• [Exercise directions]:
Would you count the lines below that contain the string "JSON" and reply with that number only?

• [Data to use]:
▽

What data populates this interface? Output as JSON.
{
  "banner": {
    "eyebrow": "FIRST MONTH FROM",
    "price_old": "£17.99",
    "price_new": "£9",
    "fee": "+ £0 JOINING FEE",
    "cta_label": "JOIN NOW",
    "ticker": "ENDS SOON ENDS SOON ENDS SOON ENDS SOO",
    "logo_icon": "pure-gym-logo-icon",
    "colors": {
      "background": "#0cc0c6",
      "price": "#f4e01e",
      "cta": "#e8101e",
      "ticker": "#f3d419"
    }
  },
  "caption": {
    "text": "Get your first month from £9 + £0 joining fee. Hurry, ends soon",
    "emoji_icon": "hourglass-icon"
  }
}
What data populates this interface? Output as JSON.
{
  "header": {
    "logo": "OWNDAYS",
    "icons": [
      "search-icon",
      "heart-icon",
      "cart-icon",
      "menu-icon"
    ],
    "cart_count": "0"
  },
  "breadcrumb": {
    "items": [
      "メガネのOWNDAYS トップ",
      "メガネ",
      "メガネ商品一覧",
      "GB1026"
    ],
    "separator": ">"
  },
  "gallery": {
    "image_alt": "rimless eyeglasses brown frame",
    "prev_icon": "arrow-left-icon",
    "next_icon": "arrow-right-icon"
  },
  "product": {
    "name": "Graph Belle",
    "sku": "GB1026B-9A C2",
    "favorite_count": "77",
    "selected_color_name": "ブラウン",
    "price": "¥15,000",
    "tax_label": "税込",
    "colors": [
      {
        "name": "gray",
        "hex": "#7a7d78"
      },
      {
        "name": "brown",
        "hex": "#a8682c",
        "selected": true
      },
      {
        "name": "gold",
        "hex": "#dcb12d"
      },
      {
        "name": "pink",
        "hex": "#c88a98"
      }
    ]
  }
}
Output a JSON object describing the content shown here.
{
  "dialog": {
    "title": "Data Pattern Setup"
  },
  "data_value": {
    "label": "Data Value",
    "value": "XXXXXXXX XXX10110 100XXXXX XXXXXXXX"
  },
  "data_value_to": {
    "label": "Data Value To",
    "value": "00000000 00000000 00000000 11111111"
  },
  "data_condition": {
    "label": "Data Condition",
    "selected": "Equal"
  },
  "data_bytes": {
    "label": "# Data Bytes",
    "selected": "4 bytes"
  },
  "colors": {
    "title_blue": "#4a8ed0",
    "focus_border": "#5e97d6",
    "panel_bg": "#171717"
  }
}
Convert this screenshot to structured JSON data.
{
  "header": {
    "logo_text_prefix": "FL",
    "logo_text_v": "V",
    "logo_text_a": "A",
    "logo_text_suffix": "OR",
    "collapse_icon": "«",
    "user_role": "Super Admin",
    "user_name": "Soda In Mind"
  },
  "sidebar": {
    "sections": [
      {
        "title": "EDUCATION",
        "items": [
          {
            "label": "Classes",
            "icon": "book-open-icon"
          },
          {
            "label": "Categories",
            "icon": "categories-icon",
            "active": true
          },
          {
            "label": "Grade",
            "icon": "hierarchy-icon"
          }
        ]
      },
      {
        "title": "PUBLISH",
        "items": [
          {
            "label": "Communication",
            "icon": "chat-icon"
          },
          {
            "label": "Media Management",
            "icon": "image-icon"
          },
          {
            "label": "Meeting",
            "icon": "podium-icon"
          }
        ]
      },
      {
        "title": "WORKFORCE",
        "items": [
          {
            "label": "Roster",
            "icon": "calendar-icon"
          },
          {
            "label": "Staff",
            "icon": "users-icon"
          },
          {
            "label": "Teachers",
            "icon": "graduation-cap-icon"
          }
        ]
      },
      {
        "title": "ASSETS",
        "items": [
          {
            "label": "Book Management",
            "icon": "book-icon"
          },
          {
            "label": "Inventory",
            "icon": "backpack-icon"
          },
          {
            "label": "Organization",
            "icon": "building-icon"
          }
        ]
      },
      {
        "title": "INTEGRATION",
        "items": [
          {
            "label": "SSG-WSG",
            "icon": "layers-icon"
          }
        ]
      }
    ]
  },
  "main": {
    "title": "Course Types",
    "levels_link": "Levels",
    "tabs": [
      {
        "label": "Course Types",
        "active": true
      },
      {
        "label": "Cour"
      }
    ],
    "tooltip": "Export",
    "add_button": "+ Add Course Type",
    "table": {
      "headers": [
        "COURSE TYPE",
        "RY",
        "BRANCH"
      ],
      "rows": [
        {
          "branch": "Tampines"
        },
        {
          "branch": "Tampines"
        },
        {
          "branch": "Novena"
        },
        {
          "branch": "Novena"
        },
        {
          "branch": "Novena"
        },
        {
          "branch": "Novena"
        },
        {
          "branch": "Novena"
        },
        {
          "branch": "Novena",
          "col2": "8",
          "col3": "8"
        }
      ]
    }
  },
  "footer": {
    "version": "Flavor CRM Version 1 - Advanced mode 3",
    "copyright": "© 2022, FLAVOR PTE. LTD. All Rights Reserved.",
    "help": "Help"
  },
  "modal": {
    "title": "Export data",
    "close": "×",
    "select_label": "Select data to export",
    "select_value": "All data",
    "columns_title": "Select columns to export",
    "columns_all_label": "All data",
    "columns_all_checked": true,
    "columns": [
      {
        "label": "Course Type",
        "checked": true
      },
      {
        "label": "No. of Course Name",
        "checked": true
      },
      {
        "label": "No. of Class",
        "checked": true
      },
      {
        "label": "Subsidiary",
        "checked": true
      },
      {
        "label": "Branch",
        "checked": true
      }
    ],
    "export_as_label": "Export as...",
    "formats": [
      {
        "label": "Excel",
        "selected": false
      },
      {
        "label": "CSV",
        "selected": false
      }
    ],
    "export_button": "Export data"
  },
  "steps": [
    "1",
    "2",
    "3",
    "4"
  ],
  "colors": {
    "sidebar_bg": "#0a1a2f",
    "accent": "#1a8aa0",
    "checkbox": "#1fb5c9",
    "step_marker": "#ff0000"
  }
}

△

• [Answer]:
4